Keeping up with technology trends, challenges, and innovations in learning environments—academic, museums, and libraries included—can feel overwhelming even to those of us immersed in those topics every day. The New Media Consortium (NMC) annual reports on technology in learning, therefore, are among those must-read research-based resources that help us see the tech forest for the trees and provide up-to-date information that can be useful to us and to those we serve.

This one-hour overview focuses on the NMC Horizon Report > 2016 Higher Education edition, scheduled for release in February 2016, to explore how the key trends, significant challenges, and important developments in educational technology affect library staff and users alike—and prepare us to better function in our roles as trainer-teacher-learners.

Participants, by the time they leave the session, will:

• Be able to identify key trends, challenges, and technologies in learning environments over the next five years
• Be able to draw parallels between trends, challenges and technologies in libraries and other learning organizations
• Have at least three new resources to explore in their efforts to become more familiar and conversant with trends, challenges and technologies in training-teaching-learning


Original broadcast March 16, 2016

Paul Signorelli ~ Biography
Paul, co-author of Workplace Learning & Leadership with Lori Reed, served as director of staff training for the San Francisco Public Library system before becoming an independent writer-trainer-instructional designer-presenter-social media strategist-consultant. Much of his current work in training-teaching-learning focuses on effectively incorporating educational technology into the learning process without losing sight of the learners.

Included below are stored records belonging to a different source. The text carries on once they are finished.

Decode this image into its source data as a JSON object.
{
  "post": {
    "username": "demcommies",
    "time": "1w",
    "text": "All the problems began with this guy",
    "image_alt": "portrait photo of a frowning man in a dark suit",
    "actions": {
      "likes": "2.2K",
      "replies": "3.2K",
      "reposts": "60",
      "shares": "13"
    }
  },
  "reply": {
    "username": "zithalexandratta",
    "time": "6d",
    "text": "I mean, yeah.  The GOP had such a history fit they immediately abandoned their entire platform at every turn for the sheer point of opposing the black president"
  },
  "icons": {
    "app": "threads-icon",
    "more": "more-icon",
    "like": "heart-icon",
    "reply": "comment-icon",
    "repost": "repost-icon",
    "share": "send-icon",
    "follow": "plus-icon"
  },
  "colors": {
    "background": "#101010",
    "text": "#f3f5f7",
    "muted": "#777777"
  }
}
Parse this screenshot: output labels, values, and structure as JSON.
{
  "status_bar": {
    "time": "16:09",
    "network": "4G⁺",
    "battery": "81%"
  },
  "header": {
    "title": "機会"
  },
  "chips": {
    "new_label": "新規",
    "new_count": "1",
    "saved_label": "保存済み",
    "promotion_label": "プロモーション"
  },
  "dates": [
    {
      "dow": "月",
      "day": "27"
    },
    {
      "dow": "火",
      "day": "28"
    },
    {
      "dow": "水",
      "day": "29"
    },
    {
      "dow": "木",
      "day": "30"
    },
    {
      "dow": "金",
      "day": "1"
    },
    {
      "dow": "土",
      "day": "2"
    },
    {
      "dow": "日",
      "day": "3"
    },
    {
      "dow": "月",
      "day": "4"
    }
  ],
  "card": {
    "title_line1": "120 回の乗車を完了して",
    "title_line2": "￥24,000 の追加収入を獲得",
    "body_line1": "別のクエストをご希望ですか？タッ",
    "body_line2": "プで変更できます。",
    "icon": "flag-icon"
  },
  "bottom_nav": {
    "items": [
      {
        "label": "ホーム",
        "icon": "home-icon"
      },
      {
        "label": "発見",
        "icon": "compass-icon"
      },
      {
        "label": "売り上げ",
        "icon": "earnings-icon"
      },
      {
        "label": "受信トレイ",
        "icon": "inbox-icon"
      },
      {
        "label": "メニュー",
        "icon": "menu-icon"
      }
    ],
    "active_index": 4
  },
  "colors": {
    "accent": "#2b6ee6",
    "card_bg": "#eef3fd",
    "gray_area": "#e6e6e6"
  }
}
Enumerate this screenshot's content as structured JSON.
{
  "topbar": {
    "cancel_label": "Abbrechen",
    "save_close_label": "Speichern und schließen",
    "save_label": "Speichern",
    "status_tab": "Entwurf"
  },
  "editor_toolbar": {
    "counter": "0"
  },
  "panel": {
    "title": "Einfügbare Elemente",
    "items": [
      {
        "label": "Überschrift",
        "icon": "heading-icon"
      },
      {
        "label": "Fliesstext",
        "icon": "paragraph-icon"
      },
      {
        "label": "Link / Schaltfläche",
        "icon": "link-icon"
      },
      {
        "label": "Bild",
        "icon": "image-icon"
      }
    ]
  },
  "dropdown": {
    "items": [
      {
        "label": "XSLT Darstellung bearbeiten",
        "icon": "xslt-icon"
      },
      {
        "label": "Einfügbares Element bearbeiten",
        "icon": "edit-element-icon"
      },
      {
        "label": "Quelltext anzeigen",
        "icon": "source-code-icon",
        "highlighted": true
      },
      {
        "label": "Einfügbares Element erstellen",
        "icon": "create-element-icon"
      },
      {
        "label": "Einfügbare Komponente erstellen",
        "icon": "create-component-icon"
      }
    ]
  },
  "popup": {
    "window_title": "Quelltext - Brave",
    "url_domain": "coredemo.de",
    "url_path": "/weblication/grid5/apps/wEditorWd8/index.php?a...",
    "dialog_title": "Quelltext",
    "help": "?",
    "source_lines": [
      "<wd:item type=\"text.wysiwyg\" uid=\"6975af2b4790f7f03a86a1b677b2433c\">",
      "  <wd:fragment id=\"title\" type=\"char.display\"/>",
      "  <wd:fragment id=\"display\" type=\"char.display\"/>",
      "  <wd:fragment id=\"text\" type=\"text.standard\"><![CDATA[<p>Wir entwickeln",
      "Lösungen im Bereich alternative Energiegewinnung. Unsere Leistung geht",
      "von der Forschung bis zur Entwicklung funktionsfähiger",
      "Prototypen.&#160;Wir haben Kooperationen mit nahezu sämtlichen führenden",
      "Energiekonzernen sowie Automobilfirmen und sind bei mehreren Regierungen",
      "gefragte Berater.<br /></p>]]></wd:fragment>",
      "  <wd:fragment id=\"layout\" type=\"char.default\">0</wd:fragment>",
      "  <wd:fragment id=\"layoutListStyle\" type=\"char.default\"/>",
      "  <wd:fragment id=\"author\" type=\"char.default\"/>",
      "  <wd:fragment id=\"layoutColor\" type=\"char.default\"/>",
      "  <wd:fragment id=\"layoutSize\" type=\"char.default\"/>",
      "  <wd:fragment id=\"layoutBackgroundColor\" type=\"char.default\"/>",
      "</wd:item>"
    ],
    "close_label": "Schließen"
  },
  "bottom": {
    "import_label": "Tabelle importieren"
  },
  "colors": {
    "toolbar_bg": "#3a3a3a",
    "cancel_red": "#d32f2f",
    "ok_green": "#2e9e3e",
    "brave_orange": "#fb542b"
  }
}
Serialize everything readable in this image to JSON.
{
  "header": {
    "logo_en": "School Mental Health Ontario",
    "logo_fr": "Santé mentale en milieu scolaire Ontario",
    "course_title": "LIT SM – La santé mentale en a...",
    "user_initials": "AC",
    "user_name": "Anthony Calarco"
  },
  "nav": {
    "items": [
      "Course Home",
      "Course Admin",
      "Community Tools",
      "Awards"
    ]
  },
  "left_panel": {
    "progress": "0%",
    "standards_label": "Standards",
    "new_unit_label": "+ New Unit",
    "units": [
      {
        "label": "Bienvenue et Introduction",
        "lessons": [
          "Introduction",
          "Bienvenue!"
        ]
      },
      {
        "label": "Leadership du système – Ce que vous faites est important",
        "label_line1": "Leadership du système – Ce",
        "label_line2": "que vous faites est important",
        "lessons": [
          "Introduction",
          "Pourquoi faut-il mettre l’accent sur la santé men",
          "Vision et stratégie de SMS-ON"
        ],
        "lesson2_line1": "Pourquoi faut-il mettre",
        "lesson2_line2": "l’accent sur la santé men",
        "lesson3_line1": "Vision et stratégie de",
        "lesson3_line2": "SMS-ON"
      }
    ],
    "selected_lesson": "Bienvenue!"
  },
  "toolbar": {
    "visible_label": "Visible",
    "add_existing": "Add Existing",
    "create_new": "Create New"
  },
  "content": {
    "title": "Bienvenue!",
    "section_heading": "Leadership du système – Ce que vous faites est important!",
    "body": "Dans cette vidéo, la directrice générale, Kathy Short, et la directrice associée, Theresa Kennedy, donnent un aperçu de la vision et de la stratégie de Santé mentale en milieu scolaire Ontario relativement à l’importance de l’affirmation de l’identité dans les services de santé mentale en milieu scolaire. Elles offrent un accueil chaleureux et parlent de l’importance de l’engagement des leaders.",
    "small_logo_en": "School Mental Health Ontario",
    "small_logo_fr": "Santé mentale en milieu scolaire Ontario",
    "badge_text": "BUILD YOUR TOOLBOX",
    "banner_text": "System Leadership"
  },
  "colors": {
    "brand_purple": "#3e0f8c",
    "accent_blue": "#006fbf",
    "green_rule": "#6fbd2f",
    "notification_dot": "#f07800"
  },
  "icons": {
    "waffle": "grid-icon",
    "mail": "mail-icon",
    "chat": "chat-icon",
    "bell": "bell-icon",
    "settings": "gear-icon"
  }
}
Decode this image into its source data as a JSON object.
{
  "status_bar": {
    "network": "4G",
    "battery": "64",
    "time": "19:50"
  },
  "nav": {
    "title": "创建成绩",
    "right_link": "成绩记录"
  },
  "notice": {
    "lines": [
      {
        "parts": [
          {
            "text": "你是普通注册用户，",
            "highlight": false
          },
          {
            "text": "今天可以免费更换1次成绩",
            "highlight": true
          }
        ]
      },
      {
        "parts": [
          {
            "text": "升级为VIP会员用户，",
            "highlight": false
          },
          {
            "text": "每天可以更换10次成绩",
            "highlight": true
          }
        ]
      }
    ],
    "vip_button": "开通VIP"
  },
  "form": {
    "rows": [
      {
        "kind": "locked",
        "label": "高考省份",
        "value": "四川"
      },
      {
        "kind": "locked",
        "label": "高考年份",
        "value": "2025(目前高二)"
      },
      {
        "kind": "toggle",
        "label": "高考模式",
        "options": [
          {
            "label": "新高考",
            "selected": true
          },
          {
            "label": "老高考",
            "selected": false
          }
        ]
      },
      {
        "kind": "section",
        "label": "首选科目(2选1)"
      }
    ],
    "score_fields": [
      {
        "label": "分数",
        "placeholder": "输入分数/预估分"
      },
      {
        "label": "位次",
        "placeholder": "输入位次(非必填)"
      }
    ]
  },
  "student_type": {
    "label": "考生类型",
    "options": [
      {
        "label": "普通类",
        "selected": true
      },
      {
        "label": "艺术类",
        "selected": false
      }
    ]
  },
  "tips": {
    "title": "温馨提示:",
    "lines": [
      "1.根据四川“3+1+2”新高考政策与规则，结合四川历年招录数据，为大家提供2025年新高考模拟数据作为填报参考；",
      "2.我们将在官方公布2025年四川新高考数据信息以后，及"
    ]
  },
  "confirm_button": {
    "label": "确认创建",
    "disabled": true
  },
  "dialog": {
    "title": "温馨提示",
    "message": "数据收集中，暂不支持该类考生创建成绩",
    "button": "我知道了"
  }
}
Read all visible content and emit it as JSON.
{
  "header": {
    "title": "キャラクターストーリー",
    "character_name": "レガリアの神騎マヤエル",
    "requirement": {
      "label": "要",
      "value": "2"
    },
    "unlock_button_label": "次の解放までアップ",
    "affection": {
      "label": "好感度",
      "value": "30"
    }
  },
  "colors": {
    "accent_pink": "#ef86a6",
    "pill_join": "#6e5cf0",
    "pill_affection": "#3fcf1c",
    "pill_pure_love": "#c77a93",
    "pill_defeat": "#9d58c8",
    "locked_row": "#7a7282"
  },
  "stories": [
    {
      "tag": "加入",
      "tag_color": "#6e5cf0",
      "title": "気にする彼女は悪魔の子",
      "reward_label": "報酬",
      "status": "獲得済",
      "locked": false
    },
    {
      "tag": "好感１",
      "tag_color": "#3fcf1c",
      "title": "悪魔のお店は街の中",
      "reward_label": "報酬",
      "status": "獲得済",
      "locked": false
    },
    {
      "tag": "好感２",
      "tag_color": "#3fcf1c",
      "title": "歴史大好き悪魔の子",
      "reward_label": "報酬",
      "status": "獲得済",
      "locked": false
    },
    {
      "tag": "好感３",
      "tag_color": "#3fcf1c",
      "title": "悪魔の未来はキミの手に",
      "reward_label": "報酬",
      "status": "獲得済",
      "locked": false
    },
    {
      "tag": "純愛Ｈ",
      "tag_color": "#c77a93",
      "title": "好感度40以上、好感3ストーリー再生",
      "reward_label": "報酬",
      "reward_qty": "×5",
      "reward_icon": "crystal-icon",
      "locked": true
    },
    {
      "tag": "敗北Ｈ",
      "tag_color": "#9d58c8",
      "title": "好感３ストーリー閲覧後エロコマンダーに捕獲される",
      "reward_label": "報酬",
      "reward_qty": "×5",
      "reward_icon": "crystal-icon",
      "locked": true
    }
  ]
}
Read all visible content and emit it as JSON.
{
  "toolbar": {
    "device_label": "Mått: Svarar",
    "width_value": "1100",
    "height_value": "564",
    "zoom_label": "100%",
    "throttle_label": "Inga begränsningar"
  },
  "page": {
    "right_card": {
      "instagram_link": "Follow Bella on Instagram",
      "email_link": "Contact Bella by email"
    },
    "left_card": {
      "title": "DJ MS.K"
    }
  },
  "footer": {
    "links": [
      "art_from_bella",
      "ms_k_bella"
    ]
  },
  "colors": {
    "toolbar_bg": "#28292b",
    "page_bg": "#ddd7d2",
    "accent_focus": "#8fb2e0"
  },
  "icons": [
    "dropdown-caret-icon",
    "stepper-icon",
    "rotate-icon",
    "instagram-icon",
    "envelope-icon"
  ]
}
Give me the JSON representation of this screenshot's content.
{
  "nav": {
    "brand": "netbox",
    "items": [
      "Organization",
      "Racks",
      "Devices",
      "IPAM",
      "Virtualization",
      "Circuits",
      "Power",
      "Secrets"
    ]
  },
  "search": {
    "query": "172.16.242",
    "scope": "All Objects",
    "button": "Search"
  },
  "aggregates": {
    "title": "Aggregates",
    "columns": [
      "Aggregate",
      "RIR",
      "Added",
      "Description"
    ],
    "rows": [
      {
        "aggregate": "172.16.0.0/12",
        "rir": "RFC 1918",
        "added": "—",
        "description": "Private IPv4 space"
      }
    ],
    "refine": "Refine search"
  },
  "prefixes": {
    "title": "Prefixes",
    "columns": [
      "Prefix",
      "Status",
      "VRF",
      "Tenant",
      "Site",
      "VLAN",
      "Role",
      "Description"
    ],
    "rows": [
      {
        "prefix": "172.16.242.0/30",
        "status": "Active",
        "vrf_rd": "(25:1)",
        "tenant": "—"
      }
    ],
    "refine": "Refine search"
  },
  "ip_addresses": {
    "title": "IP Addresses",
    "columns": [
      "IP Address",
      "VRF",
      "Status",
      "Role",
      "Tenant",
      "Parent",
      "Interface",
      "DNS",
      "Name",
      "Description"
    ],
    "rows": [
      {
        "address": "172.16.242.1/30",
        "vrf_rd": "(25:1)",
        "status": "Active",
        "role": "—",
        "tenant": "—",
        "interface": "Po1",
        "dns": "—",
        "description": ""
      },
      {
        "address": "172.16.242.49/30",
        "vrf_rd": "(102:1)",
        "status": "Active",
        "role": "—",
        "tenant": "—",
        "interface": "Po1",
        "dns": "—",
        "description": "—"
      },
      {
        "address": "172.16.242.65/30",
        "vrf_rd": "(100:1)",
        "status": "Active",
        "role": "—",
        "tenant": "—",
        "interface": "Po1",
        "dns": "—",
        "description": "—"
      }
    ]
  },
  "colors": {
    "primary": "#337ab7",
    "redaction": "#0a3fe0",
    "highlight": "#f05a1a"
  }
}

He is actively involved in designing and facilitating a variety of online and onsite learning opportunities; continues to incorporate Connected Learning and Flipped Classroom model practices into his work; and strives to create learning environments in which what is learned is quickly applied in learners’ worksites and communities.

He remains active on New Media Consortium Horizon Report advisory boards/expert panels, in the Association for Talent Development (ATD–formerly the American Society for Training & Development), and with the American Library Association; he also writes extensively to document and promote innovation and creativity in learning.